For a restaurant so concerned with sustainability it’s odd to hear that food locality isn’t one of McMaster’s top priorities. But this is where intercepting food waste from supermarkets comes in. “That might mean using tomatoes from spain” said douglas, “but it supersedes the other conceptual ideas of locality to save all that food waste. You’ve just got to follow your instincts and I feel that is the right thing to do.” Douglas is understandably coy about his more piratical activities. “We have people on the inside as it were,” he said, “who say they’ll drive it to landfill then give us a call and offer it to us. It’s all very frowned upon from a legal perspective.” Say no more.
Like all free spirits, Douglas is contemptuous of mindless bureaucracy. So it is here, perhaps characteristically, that he sees the main obstruction to zero-waste being adopted across the industry. “Middle men are the problem. Middle men are the people who package things. Middle men are the people who insist upon food being denatured. Middle men are the people who make all the money out of the producers. So look beyond the middle men to the source and the whole system changes.”
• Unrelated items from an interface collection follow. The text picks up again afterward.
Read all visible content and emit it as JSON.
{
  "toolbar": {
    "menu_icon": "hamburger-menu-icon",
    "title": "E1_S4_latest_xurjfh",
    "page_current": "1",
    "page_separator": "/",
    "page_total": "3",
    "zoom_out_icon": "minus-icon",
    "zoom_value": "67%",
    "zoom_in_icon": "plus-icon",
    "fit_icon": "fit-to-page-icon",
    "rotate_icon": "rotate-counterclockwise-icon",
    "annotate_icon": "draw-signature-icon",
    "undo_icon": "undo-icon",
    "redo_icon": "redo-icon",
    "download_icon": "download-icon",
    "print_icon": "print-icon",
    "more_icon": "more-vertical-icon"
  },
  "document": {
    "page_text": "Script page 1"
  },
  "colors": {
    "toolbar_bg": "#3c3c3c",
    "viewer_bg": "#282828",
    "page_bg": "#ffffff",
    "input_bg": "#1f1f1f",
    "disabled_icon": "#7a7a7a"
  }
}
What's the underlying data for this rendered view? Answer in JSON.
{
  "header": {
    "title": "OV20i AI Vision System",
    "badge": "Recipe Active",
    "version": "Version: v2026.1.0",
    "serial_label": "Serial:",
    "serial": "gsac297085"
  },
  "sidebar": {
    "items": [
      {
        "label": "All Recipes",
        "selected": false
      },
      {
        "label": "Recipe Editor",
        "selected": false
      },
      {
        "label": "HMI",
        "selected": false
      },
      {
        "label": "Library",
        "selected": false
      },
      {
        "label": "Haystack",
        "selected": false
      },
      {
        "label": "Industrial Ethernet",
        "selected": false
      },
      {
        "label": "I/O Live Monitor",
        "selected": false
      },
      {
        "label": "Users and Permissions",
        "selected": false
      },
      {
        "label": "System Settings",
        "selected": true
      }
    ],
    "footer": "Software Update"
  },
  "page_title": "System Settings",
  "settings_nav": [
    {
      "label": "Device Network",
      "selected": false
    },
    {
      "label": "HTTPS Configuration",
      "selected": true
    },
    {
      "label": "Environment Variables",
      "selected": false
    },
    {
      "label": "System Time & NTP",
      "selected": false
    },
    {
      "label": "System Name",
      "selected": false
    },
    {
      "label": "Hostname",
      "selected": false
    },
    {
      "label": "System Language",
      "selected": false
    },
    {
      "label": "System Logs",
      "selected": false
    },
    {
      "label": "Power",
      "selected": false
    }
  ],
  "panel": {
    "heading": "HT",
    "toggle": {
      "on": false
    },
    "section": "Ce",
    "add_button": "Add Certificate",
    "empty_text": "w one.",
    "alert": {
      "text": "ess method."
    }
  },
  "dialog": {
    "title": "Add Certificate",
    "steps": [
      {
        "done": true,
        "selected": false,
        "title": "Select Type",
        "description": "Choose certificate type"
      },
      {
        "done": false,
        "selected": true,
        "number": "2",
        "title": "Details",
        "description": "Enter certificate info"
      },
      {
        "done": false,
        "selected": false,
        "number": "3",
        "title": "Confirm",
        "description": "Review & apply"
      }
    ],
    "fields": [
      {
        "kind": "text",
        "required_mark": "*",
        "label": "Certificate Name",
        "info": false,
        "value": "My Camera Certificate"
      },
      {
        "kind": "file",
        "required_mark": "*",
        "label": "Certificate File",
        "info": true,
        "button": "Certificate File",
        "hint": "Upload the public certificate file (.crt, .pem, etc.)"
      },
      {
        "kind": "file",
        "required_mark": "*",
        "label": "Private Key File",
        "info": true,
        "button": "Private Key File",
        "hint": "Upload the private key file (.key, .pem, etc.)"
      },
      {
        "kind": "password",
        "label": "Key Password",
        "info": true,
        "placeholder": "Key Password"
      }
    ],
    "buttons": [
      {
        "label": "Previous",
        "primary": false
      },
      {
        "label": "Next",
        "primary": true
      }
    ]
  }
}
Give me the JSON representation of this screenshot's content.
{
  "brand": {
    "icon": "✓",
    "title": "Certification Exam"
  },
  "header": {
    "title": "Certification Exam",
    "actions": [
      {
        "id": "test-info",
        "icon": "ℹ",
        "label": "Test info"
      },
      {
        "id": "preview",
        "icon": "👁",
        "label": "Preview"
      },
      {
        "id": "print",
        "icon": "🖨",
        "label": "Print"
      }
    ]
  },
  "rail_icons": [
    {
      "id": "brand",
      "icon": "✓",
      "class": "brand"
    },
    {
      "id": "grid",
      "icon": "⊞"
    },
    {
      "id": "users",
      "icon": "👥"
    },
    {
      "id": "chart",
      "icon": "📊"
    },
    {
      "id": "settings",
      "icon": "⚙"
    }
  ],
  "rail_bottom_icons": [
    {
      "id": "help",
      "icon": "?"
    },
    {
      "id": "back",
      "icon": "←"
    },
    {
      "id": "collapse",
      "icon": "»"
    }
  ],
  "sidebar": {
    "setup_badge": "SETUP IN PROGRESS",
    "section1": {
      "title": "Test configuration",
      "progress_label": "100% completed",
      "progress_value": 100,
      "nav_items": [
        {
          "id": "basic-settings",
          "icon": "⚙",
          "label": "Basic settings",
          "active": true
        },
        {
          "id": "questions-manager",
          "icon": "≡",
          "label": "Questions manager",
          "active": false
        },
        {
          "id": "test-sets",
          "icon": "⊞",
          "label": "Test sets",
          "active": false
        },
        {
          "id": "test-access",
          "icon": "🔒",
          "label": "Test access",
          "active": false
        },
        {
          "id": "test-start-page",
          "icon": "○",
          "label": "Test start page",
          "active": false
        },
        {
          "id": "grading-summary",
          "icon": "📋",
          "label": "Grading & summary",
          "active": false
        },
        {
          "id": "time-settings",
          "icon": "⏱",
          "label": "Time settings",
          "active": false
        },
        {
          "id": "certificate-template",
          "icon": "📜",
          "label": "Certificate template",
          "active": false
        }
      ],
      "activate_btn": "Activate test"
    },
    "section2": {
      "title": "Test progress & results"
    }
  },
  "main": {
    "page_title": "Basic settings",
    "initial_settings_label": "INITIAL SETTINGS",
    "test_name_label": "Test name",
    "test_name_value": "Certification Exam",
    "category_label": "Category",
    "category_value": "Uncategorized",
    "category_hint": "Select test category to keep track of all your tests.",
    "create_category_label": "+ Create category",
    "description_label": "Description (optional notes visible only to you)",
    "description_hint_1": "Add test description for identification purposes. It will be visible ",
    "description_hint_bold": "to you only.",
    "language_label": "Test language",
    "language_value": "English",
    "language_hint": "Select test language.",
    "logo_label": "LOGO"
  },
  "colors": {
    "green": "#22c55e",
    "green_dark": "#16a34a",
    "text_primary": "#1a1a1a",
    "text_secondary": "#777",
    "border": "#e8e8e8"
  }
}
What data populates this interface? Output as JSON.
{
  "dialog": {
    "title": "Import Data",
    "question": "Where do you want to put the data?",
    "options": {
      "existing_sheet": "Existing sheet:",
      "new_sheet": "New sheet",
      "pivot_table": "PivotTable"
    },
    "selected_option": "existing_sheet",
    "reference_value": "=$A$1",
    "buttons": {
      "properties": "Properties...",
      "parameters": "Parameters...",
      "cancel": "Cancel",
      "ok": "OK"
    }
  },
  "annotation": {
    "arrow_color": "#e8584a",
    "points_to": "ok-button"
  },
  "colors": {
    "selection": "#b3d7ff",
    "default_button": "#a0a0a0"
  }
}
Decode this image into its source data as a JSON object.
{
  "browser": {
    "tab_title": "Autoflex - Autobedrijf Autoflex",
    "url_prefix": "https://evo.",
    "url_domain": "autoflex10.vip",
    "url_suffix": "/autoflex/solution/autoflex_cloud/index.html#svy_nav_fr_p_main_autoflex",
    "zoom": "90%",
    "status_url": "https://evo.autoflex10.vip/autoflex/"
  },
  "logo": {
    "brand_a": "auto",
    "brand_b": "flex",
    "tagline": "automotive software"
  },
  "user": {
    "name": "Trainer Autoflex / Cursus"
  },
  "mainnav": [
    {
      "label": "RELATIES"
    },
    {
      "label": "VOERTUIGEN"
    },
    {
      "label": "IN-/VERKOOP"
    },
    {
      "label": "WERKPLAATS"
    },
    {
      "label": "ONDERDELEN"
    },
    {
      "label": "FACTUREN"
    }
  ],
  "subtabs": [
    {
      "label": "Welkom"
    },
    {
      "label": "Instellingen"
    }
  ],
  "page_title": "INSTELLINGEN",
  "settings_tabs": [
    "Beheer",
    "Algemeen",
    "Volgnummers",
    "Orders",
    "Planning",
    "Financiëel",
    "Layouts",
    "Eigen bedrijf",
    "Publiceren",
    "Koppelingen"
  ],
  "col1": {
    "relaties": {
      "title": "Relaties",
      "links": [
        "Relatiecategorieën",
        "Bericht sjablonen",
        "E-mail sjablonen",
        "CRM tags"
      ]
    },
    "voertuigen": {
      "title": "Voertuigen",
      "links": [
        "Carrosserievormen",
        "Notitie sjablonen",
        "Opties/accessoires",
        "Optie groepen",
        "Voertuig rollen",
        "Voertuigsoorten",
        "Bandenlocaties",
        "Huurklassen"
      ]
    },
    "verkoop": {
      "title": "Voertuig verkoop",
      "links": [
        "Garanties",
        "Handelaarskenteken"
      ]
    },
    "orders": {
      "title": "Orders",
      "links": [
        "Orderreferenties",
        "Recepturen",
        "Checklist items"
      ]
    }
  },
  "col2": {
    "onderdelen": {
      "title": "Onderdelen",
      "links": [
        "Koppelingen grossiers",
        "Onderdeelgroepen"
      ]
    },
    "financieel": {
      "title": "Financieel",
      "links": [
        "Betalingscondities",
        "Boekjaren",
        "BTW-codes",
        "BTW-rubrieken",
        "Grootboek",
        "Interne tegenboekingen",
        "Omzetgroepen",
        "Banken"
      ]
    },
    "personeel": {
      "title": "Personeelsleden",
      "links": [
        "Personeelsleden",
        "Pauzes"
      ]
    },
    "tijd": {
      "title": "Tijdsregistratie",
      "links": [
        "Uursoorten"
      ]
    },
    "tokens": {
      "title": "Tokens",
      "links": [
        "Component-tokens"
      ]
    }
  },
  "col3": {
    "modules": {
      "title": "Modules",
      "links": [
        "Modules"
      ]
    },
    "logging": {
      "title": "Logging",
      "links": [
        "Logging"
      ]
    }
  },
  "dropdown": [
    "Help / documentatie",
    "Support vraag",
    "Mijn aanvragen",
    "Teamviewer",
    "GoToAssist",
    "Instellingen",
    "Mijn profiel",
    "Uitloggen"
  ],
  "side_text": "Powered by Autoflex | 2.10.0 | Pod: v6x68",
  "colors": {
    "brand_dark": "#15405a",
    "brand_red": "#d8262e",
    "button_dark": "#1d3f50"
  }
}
But can a pre-industrialised food system really feed a world of seven billion people and counting? “Yes 100%. There’s a lot of information filtered into the mainstream which tells people that organic farming can’t feed the planet. It’s not true – there are proven studies. It is viable. We’re seven months into our business and we’re proving that we’re a financially-viable economic business model that doesn’t generate material waste. A year ago no one said that was possible – sceptics and pessimists saying it wouldn’t work – bullshit.”
And that seems to sum up McMaster’s attitude – the ethical pirate, the free spirit who won’t just passively do what he’s told or accept what others say is impossible. It’s the attitude which led him to leave school at 16 and it’s the attitude which is now leading him to challenge the limits of the possible in sustainability.
“We’re proving that we’re a financially viable economic business model that doesn’t generate material waste. A year ago no one said that was possible.”
Douglas McMaster, Chef